Washington – Tuberculosis joined HIV as a leading cause of death worldwide, according to a report from the World Health Organization (WHO). Nevertheless, the disease’s mortality has dropped to half since 1990.

The report, released on Wednesday, states that 1.5 million people died from tuberculosis last year, saying that most of those deaths could have been prevented. In 2014, tuberculosis was responsible for the deaths of 890,000 men, 480,000 women and 140,000 children.

According to the WHO, tuberculosis has joined HIV as leading causes of death in the world. Credit: Wikipedia

On the other hand, HIV killed nearly 1.2 million people, including 400,000 people that had HIV but died from tuberculosis, last year.

“Investments in TB are a fraction of the amount that is invested in HIV,” said Mario Raviglione, director of the WHO’s global TB program, according to The Wall Street Journal. “That shows a lack of consideration for what this disease is, how many people it kills and the fact that it is curable.”

There is an urgent need to improve the timing of detection and treatment of tuberculosis, as to develop new vaccines and drugs to fight the disease.

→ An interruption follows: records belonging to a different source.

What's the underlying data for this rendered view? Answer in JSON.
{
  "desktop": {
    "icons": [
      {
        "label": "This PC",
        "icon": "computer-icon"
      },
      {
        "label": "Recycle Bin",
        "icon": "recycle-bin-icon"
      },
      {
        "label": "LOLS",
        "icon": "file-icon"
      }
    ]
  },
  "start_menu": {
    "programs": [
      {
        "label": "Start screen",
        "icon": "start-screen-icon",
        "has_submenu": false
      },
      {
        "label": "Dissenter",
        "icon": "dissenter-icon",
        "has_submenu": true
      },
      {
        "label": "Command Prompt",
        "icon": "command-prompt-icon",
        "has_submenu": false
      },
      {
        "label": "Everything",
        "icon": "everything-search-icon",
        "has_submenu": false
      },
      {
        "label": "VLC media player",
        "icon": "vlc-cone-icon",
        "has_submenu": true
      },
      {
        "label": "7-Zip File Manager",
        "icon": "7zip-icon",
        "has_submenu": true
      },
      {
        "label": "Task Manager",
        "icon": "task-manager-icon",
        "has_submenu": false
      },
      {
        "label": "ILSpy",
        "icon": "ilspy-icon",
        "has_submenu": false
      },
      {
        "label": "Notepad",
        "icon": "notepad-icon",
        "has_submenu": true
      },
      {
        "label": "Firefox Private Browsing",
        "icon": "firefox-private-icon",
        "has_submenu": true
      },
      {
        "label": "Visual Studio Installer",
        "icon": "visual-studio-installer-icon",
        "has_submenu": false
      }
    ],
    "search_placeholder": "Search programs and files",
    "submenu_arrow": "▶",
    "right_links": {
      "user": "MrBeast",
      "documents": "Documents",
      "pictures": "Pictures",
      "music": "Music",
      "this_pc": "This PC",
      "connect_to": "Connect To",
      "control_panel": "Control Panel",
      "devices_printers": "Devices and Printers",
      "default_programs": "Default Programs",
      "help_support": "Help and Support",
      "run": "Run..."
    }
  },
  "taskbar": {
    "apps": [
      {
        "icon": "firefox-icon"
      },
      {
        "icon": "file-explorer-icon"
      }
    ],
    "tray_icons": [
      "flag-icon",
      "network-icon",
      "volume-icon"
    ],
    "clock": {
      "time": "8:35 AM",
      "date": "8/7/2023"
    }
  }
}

Since 2000, there has been an improvement, after the establishment of the Millennium Development Goals (MDGs).

The three countries with most cases are India, China, and Russia.The report says that 37.5 percent of tuberculosis cases went underdiagnosed or weren’t reported to authorities.

Also, people suffering from multidrug-resistant tuberculosis (MDR-TB), a public health issue worldwide that threatens progress made in the fight against the disease, were underdiagnosed as well, with 123,000 cases reported of the total 480,000 estimated of 2014.

Proper diagnosis and its following treatment are crucial for saving lives, as it has saved 43 million people between 2000 and 2015. These advances are giving hope to doctors, but in order to end the global epidemic there is a need for investing in research and to improve current services.

The MDG proposed to reduce the tuberculosis incidence by 2015, reaching the goal globally, and in 16 of the 22 high-burden countries that gather the 80% of the cases. Around the globe, tuberculosis incidence dropped 1.5 percent per year since 2000, meaning a total reduction of 18 percent by now.

It’s time to balance priorities

Even though some progress has been made, experts from the WHO claim that they are far from being enough. The fact that 4,400 people die every day from tuberculosis is unacceptable living in a moment when you can cure almost everyone suffering from the disease, WHO doctors argue.

According to The Wall Street Journal, $21.7 billion were invested globally in 2014 investigating HIV/AIDS by countries with epidemics of the disease. On the other hand, the budget for tuberculosis was from $6.6 billion in 2014.

“More people are dying from TB than HIV any way you count it. The reason is because of the difference in investment. TB has continued to kill people, but we have not responded to it with resources,” concluded Eric Goosby, a U.N. special envoy on tuberculosis, according to The Wall Street Journal.

Source: World Health Organization